GOLIAD — Lindsay Schwartz is aware of the dark clouds creeping closer as she finds her mark at the high jump pit at Tiger Field.
The oppressive heat and humidity become more noticeable with every approach.
“That has been a little bit of a struggle,” Schwartz said. “One of the reasons I came here was I wanted to get away from a team and I wanted to train by myself because I wanted to basically start back over with a lot of my events and go from square one. We did that in a lot of events. But now it’s coming down to the running events some are with the clock and sometimes it’s hard to get motivated to even come out.”
Schwartz understands the importance of making her way to Tiger Field or one of the high school tracks in Victoria as she prepares to compete in the heptathlon at the USA Track & Field Outdoor Championships at Drake Stadium in Des Moines, Iowa, later this month.
Lindsay Schwartz will be competing in the USA Track & Field Outdoor Championships for the seventh time later this month. pic.twitter.com/HLgMnc01EV— Mike Forman (@mikeforman21) July 10, 2019
“Mentally I’m ready to go,” she said. “It’s all a mental game for me period. I have all the training under my belt for competing seven years pro. It’s literally come down to I let things get in my head that I shouldn’t. If I can get the mind set right for that meet, I can put up a good score.”
Schwartz will compete in her seventh USATF outdoor championship and 14th overall.
She finished third at last year’s outdoor national championships before putting up a personal-best score of 6,050 at last year’s Thorpe Cup.
She’s hoping for another top-three finish with a score of 6,300 or better, which would qualify her for the world championships in Qatar.
Texas graduate Ashtin Zamzow from Goliad, who won the NCAA championship in the heptathlon last month with a personal-best score of 6,222, will also be competing at the outdoor championships.
“It’s been a long season even for starting late,” said Schwartz, who recently competed at the Rice all-comers meet in Houston. “I’ve done quite a few meets, but I feel like I’ve been behind competing against all the college kids who are primed at the end of May. But I’ve had some good marks. My speed in practice has been great. I’m ready to go. I just have to put things together.”
Schwartz moved to Victoria from Santa Barbara, Calif., just over a year ago and continues to train with boyfriend Randy Flach, a six-time all-Southland Conference pole vaulter at Sam Houston State.

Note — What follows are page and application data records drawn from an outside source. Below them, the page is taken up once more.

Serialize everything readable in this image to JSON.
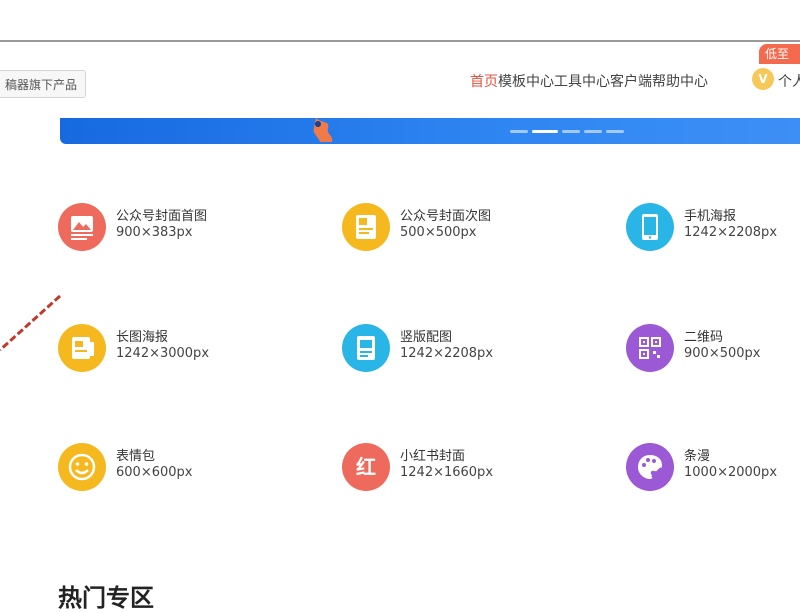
{
  "header": {
    "product_button": "稿器旗下产品",
    "nav": [
      "首页",
      "模板中心",
      "工具中心",
      "客户端",
      "帮助中心"
    ],
    "vip_badge": "低至",
    "vip_icon": "V",
    "personal": "个人"
  },
  "banner": {
    "dots_count": 5,
    "active_dot": 1
  },
  "templates": [
    {
      "name": "公众号封面首图",
      "size": "900×383px",
      "icon": "image-icon",
      "color": "#ee6a5c"
    },
    {
      "name": "公众号封面次图",
      "size": "500×500px",
      "icon": "doc-image-icon",
      "color": "#f5b91f"
    },
    {
      "name": "手机海报",
      "size": "1242×2208px",
      "icon": "phone-icon",
      "color": "#29b6e6"
    },
    {
      "name": "长图海报",
      "size": "1242×3000px",
      "icon": "long-poster-icon",
      "color": "#f5b91f"
    },
    {
      "name": "竖版配图",
      "size": "1242×2208px",
      "icon": "vertical-image-icon",
      "color": "#29b6e6"
    },
    {
      "name": "二维码",
      "size": "900×500px",
      "icon": "qrcode-icon",
      "color": "#9b59d6"
    },
    {
      "name": "表情包",
      "size": "600×600px",
      "icon": "smiley-icon",
      "color": "#f5b91f"
    },
    {
      "name": "小红书封面",
      "size": "1242×1660px",
      "icon": "red-text-icon",
      "color": "#ee6a5c"
    },
    {
      "name": "条漫",
      "size": "1000×2000px",
      "icon": "palette-icon",
      "color": "#9b59d6"
    }
  ],
  "section": {
    "title": "热门专区"
  }
}
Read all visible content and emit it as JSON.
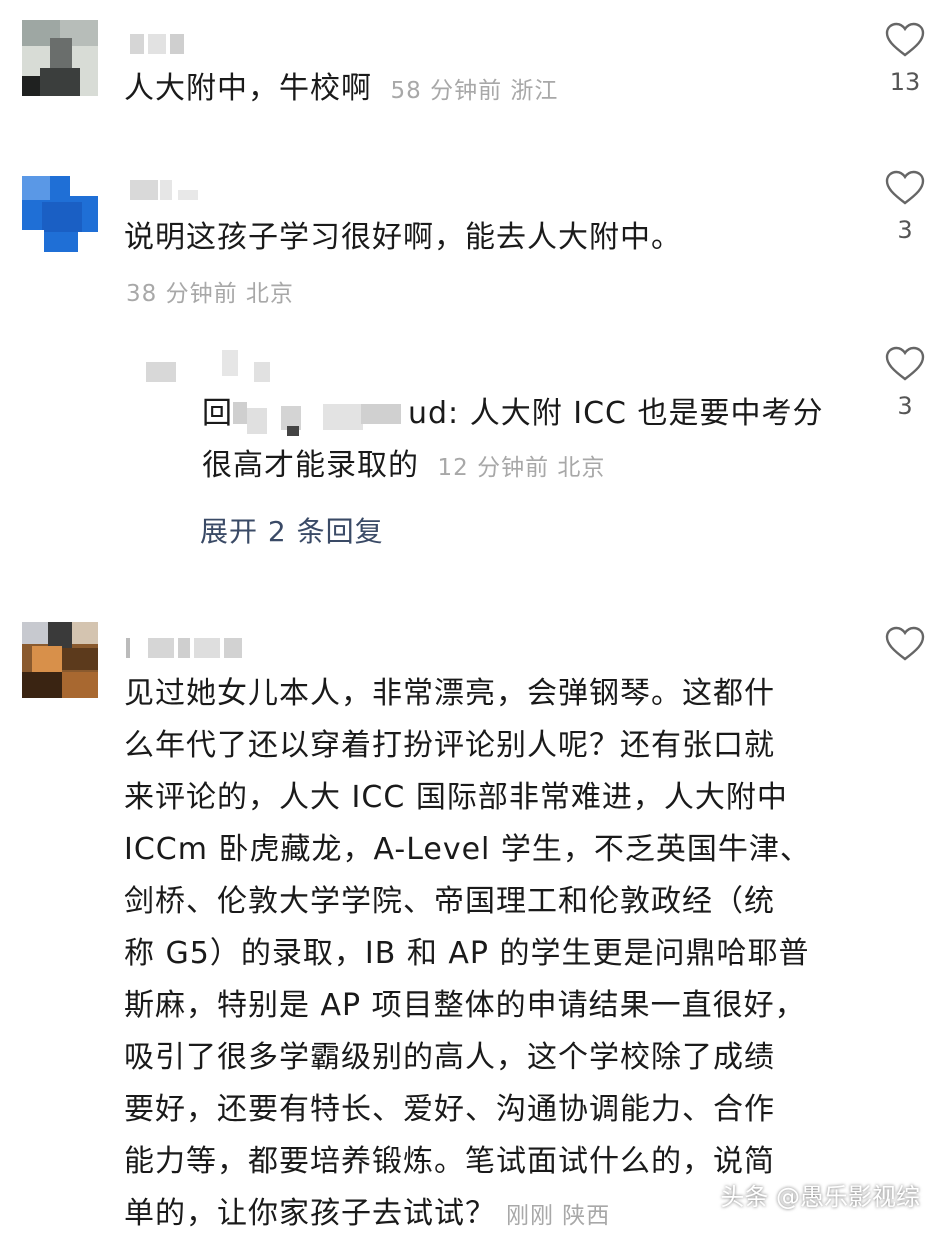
{
  "comments": [
    {
      "text": "人大附中，牛校啊",
      "meta": "58 分钟前  浙江",
      "likes": "13"
    },
    {
      "text": "说明这孩子学习很好啊，能去人大附中。",
      "meta": "38 分钟前  北京",
      "likes": "3",
      "reply": {
        "prefix": "回",
        "text_suffix": "ud: 人大附 ICC 也是要中考分",
        "text_line2": "很高才能录取的",
        "meta": "12 分钟前  北京",
        "likes": "3"
      },
      "expand": "展开 2 条回复"
    },
    {
      "lines": [
        "见过她女儿本人，非常漂亮，会弹钢琴。这都什",
        "么年代了还以穿着打扮评论别人呢？还有张口就",
        "来评论的，人大 ICC 国际部非常难进，人大附中",
        "ICCm 卧虎藏龙，A-Level 学生，不乏英国牛津、",
        "剑桥、伦敦大学学院、帝国理工和伦敦政经（统",
        "称 G5）的录取，IB 和 AP 的学生更是问鼎哈耶普",
        "斯麻，特别是 AP 项目整体的申请结果一直很好，",
        "吸引了很多学霸级别的高人，这个学校除了成绩",
        "要好，还要有特长、爱好、沟通协调能力、合作",
        "能力等，都要培养锻炼。笔试面试什么的，说简",
        "单的，让你家孩子去试试？"
      ],
      "meta": "刚刚  陕西"
    }
  ],
  "watermark": "头条 @愚乐影视综"
}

Lindsay Schwartz high jumps in preparation for the heptathlon competition at the USA Track & Field Outdoor Championships later this month. pic.twitter.com/aNXgTTDwit— Mike Forman (@mikeforman21) July 10, 2019
“Once I’m out here and the clock starts, my times have been great,” she said. “Some have been the fastest times of my life and I’m sitting here at 29-years old still putting out times so I know I’m very capable of still being in it. It’s just a matter of keeping the motivation and coming out here.”
Schwartz has been involved in multi-event competitions since her junior year in college at South Alabama, where she also played volleyball and was inducted into the school’s athletic hall of fame in November.
“I was a competition person,” she said. “I knew when it mattered I could show up. It was just a mind set thing. Now that I’ve been in it for so long, it’s hard because I’ve been at so many nationals that I kind of have to pull from that. I have my whole routine the week of just so my body knows, ‘OK, it’s time to go.’”
If Schwartz doesn’t qualify for the world championships, she will likely compete for Team USA at this year’s Thorpe Cup in Germany. Her ultimate goal is to finish her career at the 2020 Summer Olympics in Tokyo.
“I do know next year is it for me so there is an end to the tunnel. I do want to do very well,” she said. “So we’re going to try and put everything we have into it so it will be a little bit easier to get the motivation coming out.”
Schwartz hopes to go into coaching when she retires from competition, and will step away with few regrets.
“I’ve made eight USA teams now,” she said. “So the Olympics, yes that’s the big goal. But not many people get to accomplish that. I saw many of my friends and competitors go out in 2016 with injuries and that was the end of their careers.
“I’m still competing, I’m 29-years old and I have to say when I finish I’ve been healthy. So really, I’m getting better at appreciating it and realizing there’s a lot of people looking up to me. I’ve done and accomplished a lot so I do appreciate it.”